**YOUR ASSIGNMENT**.
Pictures stay out of the copy. Retype exactly, and only, the lines from the one containing "What's the underlying" through the end of the listing below.
═══ THE INPUT ═══
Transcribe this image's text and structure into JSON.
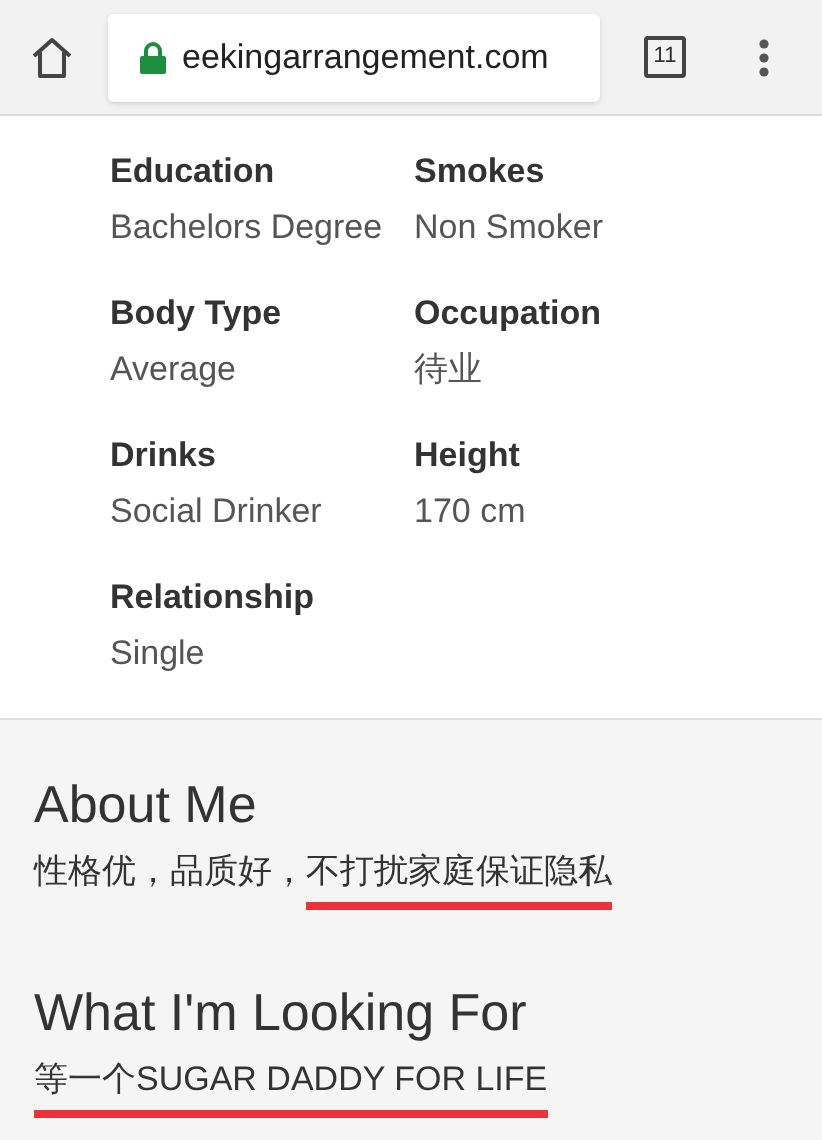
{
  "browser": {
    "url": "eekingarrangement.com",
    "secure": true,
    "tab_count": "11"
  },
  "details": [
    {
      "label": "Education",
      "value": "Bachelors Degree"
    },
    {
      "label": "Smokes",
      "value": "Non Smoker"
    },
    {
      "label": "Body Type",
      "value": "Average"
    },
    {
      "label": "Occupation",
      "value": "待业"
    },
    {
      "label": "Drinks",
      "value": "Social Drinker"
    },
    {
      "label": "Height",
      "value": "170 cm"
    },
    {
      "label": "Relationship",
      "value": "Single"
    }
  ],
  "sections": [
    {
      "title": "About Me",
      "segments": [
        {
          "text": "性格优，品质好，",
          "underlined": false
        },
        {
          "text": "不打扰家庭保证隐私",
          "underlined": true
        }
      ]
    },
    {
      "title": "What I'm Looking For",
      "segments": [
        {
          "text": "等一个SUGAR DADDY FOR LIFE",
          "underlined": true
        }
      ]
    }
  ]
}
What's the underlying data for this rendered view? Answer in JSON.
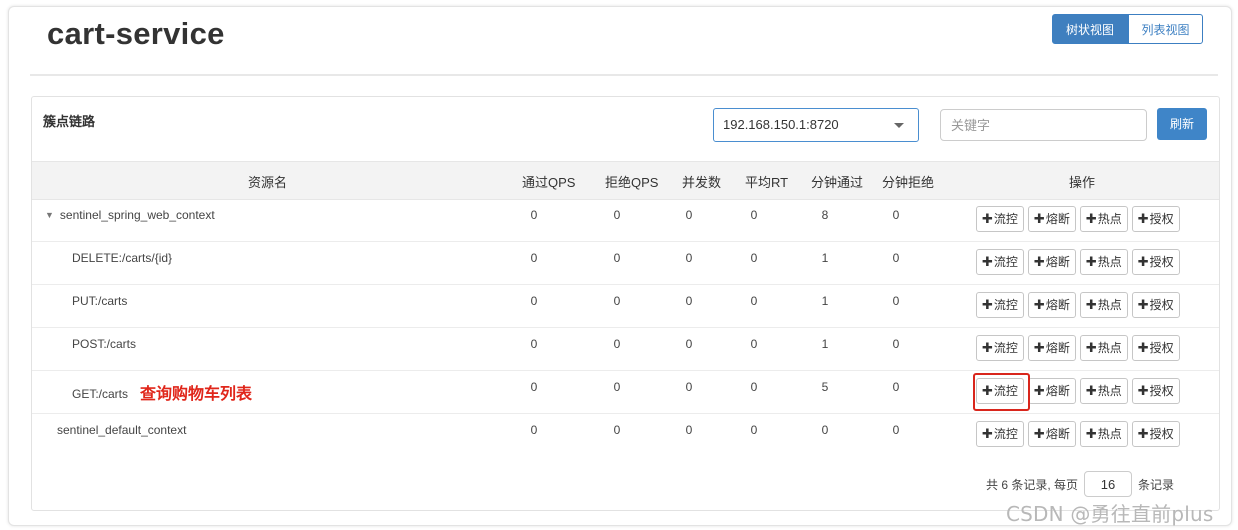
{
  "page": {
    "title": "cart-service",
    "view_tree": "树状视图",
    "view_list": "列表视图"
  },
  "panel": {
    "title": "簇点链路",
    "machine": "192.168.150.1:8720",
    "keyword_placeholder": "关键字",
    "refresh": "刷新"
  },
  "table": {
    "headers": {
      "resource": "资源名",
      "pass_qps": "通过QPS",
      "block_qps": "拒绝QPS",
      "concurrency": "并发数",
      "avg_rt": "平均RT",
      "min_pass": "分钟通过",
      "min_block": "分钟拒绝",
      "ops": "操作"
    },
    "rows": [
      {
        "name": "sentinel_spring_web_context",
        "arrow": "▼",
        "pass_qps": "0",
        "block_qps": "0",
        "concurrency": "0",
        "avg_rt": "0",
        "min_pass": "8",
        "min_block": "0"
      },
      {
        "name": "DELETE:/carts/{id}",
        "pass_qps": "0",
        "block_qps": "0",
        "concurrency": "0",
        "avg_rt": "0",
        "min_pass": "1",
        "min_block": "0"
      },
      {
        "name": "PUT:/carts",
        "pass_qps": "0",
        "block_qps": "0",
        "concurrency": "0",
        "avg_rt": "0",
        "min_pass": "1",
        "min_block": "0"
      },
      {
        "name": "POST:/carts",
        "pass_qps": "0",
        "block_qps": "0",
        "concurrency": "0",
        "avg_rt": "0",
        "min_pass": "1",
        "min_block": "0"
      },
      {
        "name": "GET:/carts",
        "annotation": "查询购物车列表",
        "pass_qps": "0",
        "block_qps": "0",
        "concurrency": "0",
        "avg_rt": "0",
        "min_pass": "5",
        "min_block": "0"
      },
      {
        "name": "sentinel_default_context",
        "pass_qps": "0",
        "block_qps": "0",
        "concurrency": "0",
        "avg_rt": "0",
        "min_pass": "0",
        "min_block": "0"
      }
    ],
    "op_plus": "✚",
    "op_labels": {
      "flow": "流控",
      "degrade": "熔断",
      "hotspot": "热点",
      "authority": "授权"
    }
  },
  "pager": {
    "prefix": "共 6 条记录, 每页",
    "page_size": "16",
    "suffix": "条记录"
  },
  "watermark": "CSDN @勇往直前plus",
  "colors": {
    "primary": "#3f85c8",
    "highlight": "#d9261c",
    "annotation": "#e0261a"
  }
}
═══
**PROBLEM SOLUTION**.
What's the underlying data for this rendered view? Answer in JSON.
{
  "page": {
    "title": "cart-service",
    "view_tree": "树状视图",
    "view_list": "列表视图"
  },
  "panel": {
    "title": "簇点链路",
    "machine": "192.168.150.1:8720",
    "keyword_placeholder": "关键字",
    "refresh": "刷新"
  },
  "table": {
    "headers": {
      "resource": "资源名",
      "pass_qps": "通过QPS",
      "block_qps": "拒绝QPS",
      "concurrency": "并发数",
      "avg_rt": "平均RT",
      "min_pass": "分钟通过",
      "min_block": "分钟拒绝",
      "ops": "操作"
    },
    "rows": [
      {
        "name": "sentinel_spring_web_context",
        "arrow": "▼",
        "pass_qps": "0",
        "block_qps": "0",
        "concurrency": "0",
        "avg_rt": "0",
        "min_pass": "8",
        "min_block": "0"
      },
      {
        "name": "DELETE:/carts/{id}",
        "pass_qps": "0",
        "block_qps": "0",
        "concurrency": "0",
        "avg_rt": "0",
        "min_pass": "1",
        "min_block": "0"
      },
      {
        "name": "PUT:/carts",
        "pass_qps": "0",
        "block_qps": "0",
        "concurrency": "0",
        "avg_rt": "0",
        "min_pass": "1",
        "min_block": "0"
      },
      {
        "name": "POST:/carts",
        "pass_qps": "0",
        "block_qps": "0",
        "concurrency": "0",
        "avg_rt": "0",
        "min_pass": "1",
        "min_block": "0"
      },
      {
        "name": "GET:/carts",
        "annotation": "查询购物车列表",
        "pass_qps": "0",
        "block_qps": "0",
        "concurrency": "0",
        "avg_rt": "0",
        "min_pass": "5",
        "min_block": "0"
      },
      {
        "name": "sentinel_default_context",
        "pass_qps": "0",
        "block_qps": "0",
        "concurrency": "0",
        "avg_rt": "0",
        "min_pass": "0",
        "min_block": "0"
      }
    ],
    "op_plus": "✚",
    "op_labels": {
      "flow": "流控",
      "degrade": "熔断",
      "hotspot": "热点",
      "authority": "授权"
    }
  },
  "pager": {
    "prefix": "共 6 条记录, 每页",
    "page_size": "16",
    "suffix": "条记录"
  },
  "watermark": "CSDN @勇往直前plus",
  "colors": {
    "primary": "#3f85c8",
    "highlight": "#d9261c",
    "annotation": "#e0261a"
  }
}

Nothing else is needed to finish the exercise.